The renovated Hotel Lafayette opened to rave reviews locally. Developer Rocco Termini and the design firm behind the effort, Carmina Wood Morris, are now getting well-deserved statewide recognition. They will receive the President's Citation from the New York State Chapter of the American Institute of Architects (AIANYS) at the chapter's annual convention, held in Saratoga Springs today.
The award presentation is set for 1 pm at the Saratoga Springs Convention Center. Carmina Wood Morris, a leader in local historic preservation efforts, served as the lead architect and interior designer on the Lafayette project and spearheaded the historic restoration of the building.
The AIANYS President's Citation is awarded to a project or individual that has made a significant contribution to the field of architecture and is chosen by the current president of the organization.
Buffalo native Kelly Hayes McAlonie, AIA, currently leads the state-wide organization and chose the Hotel @ Lafayette for this year's honor, in addition to architect Eric Goshow, AIA, for his contributions to the profession. Goshow will serve as president of the NYS AIA next year.

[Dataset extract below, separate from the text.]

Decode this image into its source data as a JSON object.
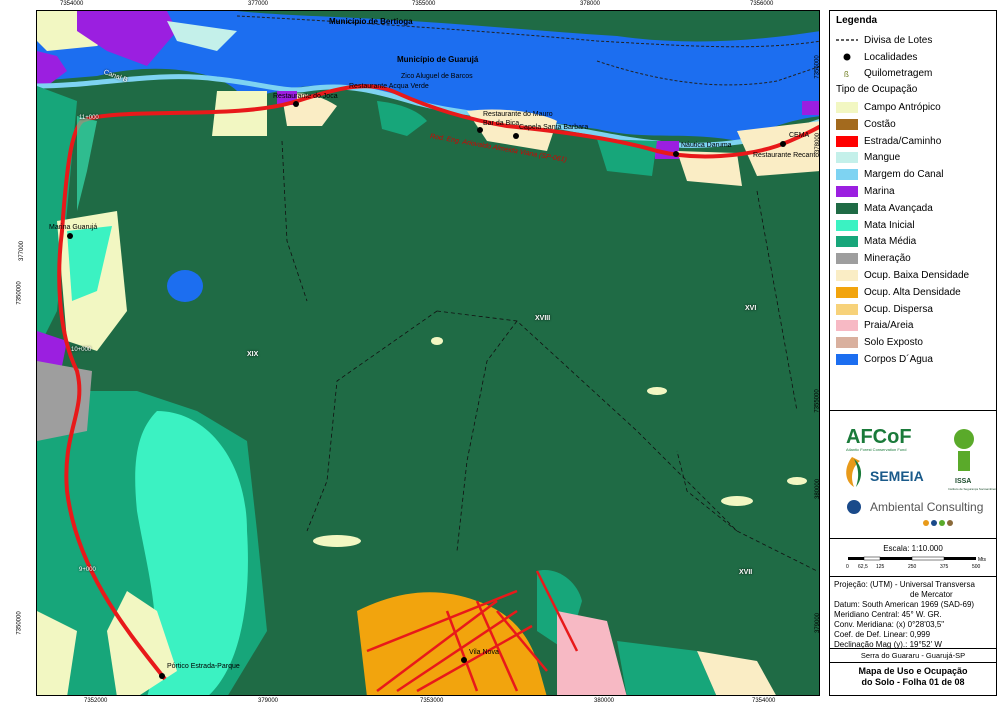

In choosing the Hotel Lafayette, Hayes-McAlonie cited the careful and loving restoration of the hotel's historic features, the restoration of the legacy of Louise Bethune, the country's first officially recognized female architect, and the positive impact the project had on the use and expansion of New York State historic tax credits as primary reasons to honor the project. The building is typically cited as Bethune's most important work.

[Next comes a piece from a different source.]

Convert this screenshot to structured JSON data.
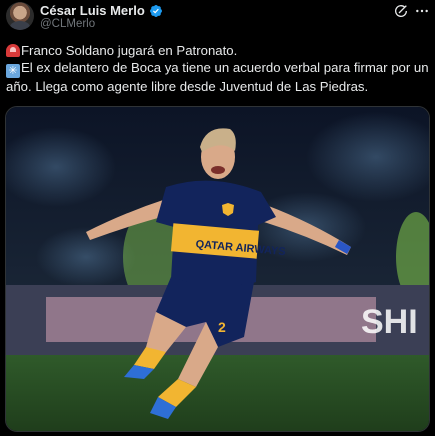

The Lafayette is significant as one of the finest examples of a grand early-Twentieth Century hotel in the City of Buffalo and a remarkably intact example of the French Renaissance style of architecture. Nationally, the period of significance has been set from 1902, the beginning of Louis Bethune's involvement in the building's design, until 1929, when the last alteration to the building was completed in harmony to the original Bethune design. Locally, the building's period of significance begins in 1900, when the foundation was laid in preparation for the Pan American Exposition, until 1946, when the hotel underwent a series of interior updates during the World War II period.